Will Wanish, a 17-year old junior at Colfax High School, taps a maple tree in preparation to collect the sap. Will is an entrepreneur at heart and has been building his maple syrup  business for at least four years as someone who is driven and dedicated to securing “liquid gold” from maple trees.

By Heather Rothbauer-Wanish

Will Wanish, a 17-year old junior at Colfax High School, knows exactly what he wants to do when he finishes high school—manage his own business and build his passion of maple syrup. While some students may be thinking college or working for someone else, Will is an entrepreneur at-heart and has been shaping his future for at least four years—driven and dedicated to securing “liquid gold” from maple trees.

Four years ago, he began tapping maple trees with his uncle, Jon, in the Cadott area. Then, the next season, he decided to have about 50 tree taps in his yard. Each year since that time, he has added trees and modified his operation. When, in 2018, he decided that he wanted to focus on this as a business, he had a conversation with his mom and dad, Todd and Heather Wanish.

During that discussion, both parents told him that a business was completely different than a hobby and he needed to have a plan for funding, sales, and future opportunities. “We made a list of the equipment he would need, potential sales he could make, and how he would be able to make this actually work,” Todd said.

After reiterating that this was a long-term plan, Will decided to move forward and was able to secure a $30K loan from the Regional Business Fund. This allowed him to purchase an evaporator and a reverse osmosis machine. “Without the help of Chippewa County Economic Development Corporation and the Regional Business Fund, I wouldn’t have been able to get my business off the ground,” Will explained.
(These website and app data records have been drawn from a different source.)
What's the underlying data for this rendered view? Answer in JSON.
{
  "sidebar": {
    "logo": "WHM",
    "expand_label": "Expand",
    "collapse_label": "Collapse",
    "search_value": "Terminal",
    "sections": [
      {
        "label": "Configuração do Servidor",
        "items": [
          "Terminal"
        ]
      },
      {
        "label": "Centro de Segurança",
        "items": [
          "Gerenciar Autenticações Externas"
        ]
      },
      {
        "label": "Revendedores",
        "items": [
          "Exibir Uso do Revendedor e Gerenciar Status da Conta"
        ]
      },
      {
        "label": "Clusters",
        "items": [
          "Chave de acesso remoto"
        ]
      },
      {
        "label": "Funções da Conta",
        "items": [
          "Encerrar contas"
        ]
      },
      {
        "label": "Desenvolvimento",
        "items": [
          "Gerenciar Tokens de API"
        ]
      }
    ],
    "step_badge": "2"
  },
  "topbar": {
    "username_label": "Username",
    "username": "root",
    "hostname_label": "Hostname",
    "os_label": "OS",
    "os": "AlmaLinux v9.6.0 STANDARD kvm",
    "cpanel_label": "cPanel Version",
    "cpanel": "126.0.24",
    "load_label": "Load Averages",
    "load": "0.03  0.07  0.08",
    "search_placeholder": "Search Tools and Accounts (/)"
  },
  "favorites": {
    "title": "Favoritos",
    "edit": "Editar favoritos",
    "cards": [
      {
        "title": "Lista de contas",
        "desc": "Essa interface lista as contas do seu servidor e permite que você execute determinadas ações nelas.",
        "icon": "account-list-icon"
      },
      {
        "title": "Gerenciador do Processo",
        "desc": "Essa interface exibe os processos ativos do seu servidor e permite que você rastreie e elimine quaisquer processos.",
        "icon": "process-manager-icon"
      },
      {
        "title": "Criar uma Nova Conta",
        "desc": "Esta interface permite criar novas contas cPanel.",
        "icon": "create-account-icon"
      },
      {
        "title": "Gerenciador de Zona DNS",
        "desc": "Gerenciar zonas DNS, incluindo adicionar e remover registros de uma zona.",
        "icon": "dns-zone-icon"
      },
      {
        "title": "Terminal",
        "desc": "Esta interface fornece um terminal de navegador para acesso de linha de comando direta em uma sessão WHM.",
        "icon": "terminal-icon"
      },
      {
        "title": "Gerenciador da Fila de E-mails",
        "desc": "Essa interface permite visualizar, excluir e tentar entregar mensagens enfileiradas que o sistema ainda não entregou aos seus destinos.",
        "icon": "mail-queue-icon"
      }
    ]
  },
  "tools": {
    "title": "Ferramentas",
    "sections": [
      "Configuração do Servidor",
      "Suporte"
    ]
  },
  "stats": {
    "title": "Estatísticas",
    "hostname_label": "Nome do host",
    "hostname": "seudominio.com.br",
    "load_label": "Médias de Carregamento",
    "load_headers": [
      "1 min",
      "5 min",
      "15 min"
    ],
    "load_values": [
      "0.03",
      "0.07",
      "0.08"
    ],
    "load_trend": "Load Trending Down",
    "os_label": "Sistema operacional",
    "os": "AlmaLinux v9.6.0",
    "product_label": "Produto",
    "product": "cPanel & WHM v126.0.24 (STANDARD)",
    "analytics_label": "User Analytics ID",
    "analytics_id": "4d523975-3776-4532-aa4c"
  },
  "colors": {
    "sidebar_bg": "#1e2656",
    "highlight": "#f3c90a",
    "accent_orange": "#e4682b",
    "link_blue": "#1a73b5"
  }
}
During the 2020 spring season, he cooked down approximately 22,000 gallons of sap into maple syrup. Then, COVID-19 became a pandemic and Will had to look beyond farmer’s markets and events for sales. He was able to get licensed and inspected, allowing him to sell his syrup via wholesale methods to stores. “Currently, my maple syrup is in approximately 100 stores throughout Wisconsin and Minnesota,” he said. Throughout 2020 and 2021, sales remained extremely strong and business kept expanding, as Will, Todd, and Heather went on-the-road to build sales and secure new accounts.

Then during the spring 2021 sap season, Will received a call from Boyd Huppert, a KARE-11 NBC reporter from Minneapolis. He featured Will and his business on The Land of 10,000 Stories, an award-winning feature on KARE-11. Within minutes of the story airing on television, hundreds of orders came through the Wanish Sugar Bush website and business to individuals catapulted. “The exposure we received from the KARE-11 story has been amazing—we are so appreciative that Boyd wanted to share Will’s story,” Heather said.

This spring, Will made approximately 1,000 gallons of maple syrup and is already planning for next year. He has hopes to add more taps, build his tubing system, enhance efficiencies, and potentially expand into other products that include maple sugar and maple cotton candy.

Will’s parents are proud of his accomplishments and know that he will be successful in whatever he chooses to do. “He is always on-the-go, enjoys working, and is not a teenage that has ever just sat around,” Todd said. “I couldn’t be more excited for what he has done so far; there aren’t many kids his age who can say that they have a successful business already,” Heather added.

And, Will is confident that he can make his business, Wanish Sugar Bush, a success story well into the future. “This is what I want to do and it’s not an option to not be successful; I know that I can continue to grow and build this business,” Will concluded.